The Old Summer Palace, also known as the Garden of Perfect Brightness, was in fact made up of several palaces, each more magnificent than the last. Its construction began in 1709 during the reign of Emperor Kangxi (康熙) and continued for several decades. Before settling Yuanmingyuan for his fourth son, the future Emperor Yongzheng (雍正 帝), Emperor Kangxi (1654-1722) enjoyed to spend time outside the Forbidden City, north of Beijing in the Garden of Exhuberant Spring (暢春园) which was then also looted by Franco-English troops.

The Old Summer Palace is as majestic as Versailles. The French writer Victor Hugo compared it to the Parthenon, the Pyramids of Egypt, the Colosseum in Rome or Notre-Dame in Paris.

Covering 350 hectares, more than eight times the size of the Forbidden City, Yuanmingyuan was home to nearly a thousand buildings. It was actually a small town with silk workshops, theaters, and schools. There were also markets here, the Emperor and his relatives could enjoyed the buzzling atmosphere of city life. Yuanmingyuan was the park where the Emperor used to reside when he was not performing rites in the Forbidden City. As a result, he ruled the empire from the Old Summer Palace, and several ministries could be found in the park.

A paradise on Earth

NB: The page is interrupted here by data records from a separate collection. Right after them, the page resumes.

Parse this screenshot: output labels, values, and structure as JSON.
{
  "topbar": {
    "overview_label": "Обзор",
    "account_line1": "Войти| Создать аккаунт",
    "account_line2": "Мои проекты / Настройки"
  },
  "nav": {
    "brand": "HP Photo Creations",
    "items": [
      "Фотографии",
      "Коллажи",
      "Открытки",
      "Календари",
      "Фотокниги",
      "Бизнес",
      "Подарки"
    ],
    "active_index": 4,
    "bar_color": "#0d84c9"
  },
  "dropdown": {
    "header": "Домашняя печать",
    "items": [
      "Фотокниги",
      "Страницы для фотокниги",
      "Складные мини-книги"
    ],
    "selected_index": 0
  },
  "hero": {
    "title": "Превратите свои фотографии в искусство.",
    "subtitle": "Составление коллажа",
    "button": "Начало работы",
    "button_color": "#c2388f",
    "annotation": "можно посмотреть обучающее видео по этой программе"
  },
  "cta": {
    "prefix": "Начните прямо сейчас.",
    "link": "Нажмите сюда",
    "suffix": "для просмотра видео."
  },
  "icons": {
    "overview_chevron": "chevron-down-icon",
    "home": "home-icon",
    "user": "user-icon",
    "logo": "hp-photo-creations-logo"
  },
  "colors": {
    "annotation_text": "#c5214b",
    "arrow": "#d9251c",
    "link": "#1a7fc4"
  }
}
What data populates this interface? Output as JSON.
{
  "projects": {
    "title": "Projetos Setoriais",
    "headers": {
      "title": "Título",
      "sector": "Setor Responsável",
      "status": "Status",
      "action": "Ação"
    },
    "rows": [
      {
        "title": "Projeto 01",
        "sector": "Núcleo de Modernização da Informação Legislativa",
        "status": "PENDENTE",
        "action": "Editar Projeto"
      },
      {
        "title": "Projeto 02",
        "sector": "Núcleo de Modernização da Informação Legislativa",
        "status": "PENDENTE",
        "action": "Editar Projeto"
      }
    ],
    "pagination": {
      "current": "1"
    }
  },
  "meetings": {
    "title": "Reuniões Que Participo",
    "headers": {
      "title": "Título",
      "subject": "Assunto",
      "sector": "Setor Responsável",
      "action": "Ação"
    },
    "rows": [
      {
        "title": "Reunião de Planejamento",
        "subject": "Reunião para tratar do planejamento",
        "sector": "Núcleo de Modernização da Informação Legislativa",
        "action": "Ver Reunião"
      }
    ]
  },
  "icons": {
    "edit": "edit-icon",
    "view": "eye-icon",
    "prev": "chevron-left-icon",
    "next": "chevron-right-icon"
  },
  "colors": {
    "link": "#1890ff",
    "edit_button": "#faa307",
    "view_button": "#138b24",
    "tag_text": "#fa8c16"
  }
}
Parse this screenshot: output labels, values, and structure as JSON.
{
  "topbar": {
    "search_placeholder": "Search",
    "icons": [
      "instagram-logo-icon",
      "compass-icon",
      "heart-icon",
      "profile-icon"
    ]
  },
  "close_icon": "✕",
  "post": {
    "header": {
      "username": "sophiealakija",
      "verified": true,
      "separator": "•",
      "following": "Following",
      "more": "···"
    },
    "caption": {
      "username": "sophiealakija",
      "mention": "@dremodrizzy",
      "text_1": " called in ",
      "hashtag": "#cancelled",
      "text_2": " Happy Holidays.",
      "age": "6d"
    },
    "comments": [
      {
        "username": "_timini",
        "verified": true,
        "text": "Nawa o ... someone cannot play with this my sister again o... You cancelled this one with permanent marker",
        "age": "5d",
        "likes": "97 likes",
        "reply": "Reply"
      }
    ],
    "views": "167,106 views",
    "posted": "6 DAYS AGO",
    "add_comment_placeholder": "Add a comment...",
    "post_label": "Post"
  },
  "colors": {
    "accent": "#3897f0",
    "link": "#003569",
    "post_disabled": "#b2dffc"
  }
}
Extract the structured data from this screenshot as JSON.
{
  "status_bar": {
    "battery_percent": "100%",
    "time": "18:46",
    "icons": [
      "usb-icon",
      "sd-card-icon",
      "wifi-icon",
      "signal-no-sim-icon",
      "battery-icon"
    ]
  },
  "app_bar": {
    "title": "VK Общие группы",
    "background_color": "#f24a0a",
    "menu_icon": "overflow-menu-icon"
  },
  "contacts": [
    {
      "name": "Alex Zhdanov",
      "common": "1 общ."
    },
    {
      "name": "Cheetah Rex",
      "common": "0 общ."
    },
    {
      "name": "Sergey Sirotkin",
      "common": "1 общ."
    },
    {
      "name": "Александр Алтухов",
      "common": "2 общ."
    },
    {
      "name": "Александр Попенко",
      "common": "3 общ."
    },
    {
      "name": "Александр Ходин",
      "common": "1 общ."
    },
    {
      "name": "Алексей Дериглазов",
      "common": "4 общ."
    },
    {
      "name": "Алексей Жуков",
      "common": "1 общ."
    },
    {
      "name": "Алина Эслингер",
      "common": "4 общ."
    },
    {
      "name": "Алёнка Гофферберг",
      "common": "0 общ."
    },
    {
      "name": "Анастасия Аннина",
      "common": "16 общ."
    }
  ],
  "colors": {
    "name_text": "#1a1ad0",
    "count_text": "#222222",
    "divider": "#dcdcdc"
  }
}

This is how Jean-Denis Attiret (1702-1768), a jesuit priest in Beijing, described this place. Indeed, many scenes were arranged in the various gardens which were home to extraordinary flora and fauna. Thus, magnolias and rare species enhanced the whole park. Likewise, peacocks, pheasants, and deer were present in Yuanmingyuan. There were also elephants offered as tributes by rulers from Southeast Asia. Kiosks, palaces, marble bridges punctuated the parks.

Unlike the French formal gardens, the Yuanmingyuan gardens blended Eastern and Western elements without seeking to magnify the buildings. Rather they created multiple scenes, or landscapes, very different from each other. Although entirely man-made, there were lakes and hills designed to recreate wild landscapes or existing landscapes like the West Lake in Hangzhou. These gardens responded to the principles linked to “fengshui”. They were, of course, used for strolling, but they were also places for meditation.

The three gardens

The Old Palace, also known as the “garden of the gardens” was made up of three very distinct parts, the first being the Garden of Perfect Clarity (strictly speaking this name of would subsequently refer to the entire site), the Garden of Eternal Spring, and finally the Garden of Elegant Spring. Each garden had its own characteristics.